His first foray to the past gets him quickly incarcerated in a mental hospital due to his ranting about the upcoming apocalypse – the organization behind it hasn’t even appeared as yet because he is six years too early. In the hospital he is befriended by the completely wacky son of a famous medical researcher who works with monkeys and from whom the actual deadly virus is stolen. Brad Pitt was nominated for an Oscar for his very believable role (which probably primed him for a similar but only-slightly-more-sane role in the recent Coen Brothers’ Burn After Reading). But Willis may offer the best dramatization of his career as his character. He is fighting the drugs he is given in the hospital and the effects of his time travel, and eventually convinces himself that he really is mentally ill as the doctors insisted, and the time travel and apocalypse danger is all in his head. (The focus on the division between sanity and madness is also a theme in The Fisher King.)
One of the many snafus Gilliam (originally the animator and only American member of Monty Python) suffered in making Brazil was that the studio insisted on editing the film with a happy ending – against all logic and sense. Well, with 12 Monkeys I always had the impression it also had a tragic ending, with Willis not being able to avert the virus being released. He’s not able – but in the documentary in the extras Gilliam explains that the final scene in the film – showing the actual lab assistant who distributes the virus sitting on a plane next to the doctor from the future underground world – indicates that she will obtain the pure virus, take it to 2035 and find a cure so that life can again return to the surface of the earth. I was wondering how in the world she will do that, since she has no protective plastic suit as Willis did when he time-traveled, and the warnings given before that trip were that if the suit was compromised on the return of the volunteers, they would not be re-admitted to the underground world. There is also an earlier scene of the lab person opening one of the virus vials as demanded at airport security, and neither he nor the guard appear affected in any way. Perhaps the stringencies of working with an insufficient budget caused corners to be cut in the concluding portions of the film.

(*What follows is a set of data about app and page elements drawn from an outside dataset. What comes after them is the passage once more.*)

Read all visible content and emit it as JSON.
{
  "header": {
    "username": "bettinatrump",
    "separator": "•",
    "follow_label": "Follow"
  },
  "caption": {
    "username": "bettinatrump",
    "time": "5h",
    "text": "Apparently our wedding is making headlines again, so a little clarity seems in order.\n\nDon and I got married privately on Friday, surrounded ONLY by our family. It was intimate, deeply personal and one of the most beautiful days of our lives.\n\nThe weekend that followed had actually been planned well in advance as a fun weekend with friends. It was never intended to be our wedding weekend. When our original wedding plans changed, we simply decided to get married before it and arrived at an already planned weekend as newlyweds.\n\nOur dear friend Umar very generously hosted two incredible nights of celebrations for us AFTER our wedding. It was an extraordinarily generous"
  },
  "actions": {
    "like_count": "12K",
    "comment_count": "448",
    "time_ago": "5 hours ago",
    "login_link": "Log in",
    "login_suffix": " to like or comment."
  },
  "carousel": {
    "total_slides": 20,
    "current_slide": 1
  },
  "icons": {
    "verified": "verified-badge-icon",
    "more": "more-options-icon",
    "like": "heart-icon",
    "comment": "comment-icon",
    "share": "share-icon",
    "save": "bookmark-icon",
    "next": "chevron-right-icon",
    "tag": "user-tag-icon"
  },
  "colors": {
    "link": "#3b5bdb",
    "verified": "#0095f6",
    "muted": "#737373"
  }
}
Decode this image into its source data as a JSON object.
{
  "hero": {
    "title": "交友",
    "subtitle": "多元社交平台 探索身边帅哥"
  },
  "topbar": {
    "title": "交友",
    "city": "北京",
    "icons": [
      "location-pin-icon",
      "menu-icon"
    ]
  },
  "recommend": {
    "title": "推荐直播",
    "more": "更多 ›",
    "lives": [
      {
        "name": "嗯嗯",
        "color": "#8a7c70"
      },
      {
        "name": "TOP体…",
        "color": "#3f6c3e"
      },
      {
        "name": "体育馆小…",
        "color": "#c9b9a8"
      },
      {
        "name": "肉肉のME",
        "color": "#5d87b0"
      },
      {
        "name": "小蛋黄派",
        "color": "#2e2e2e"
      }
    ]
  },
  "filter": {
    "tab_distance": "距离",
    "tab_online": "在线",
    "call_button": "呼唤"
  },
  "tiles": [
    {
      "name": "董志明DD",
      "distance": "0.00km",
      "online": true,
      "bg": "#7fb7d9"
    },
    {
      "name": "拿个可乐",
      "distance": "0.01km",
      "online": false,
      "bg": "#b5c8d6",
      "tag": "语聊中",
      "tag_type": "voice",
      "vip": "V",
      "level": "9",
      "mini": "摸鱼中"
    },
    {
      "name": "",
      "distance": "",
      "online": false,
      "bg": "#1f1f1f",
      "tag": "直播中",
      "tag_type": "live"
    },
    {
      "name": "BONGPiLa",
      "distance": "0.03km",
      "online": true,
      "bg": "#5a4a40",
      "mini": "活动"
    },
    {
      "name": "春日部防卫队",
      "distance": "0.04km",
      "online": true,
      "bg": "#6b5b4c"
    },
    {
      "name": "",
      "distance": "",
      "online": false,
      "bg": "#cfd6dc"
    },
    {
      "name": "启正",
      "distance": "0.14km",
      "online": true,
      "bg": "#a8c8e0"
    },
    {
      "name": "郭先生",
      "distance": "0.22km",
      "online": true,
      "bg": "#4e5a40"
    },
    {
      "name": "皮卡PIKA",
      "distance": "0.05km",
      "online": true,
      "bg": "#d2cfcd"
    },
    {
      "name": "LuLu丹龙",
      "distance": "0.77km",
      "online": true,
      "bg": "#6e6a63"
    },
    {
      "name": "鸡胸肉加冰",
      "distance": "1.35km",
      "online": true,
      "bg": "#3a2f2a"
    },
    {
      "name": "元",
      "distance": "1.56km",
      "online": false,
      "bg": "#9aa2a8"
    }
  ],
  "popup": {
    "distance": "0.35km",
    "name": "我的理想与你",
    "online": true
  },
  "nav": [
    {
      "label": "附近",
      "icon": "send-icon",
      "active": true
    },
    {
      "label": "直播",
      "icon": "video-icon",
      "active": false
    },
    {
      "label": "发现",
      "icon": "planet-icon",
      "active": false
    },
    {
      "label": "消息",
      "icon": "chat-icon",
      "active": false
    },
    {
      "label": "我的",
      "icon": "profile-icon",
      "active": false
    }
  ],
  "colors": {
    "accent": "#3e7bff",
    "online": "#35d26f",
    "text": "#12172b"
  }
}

The transfer looks great, though it’s unfortunate the interesting documentary on the making of the film is just in standard resolution. The commentary track by Gilliam and his producers is said to be very informative, though I frankly hadn’t time to view the whole film again with it.
– John Sunier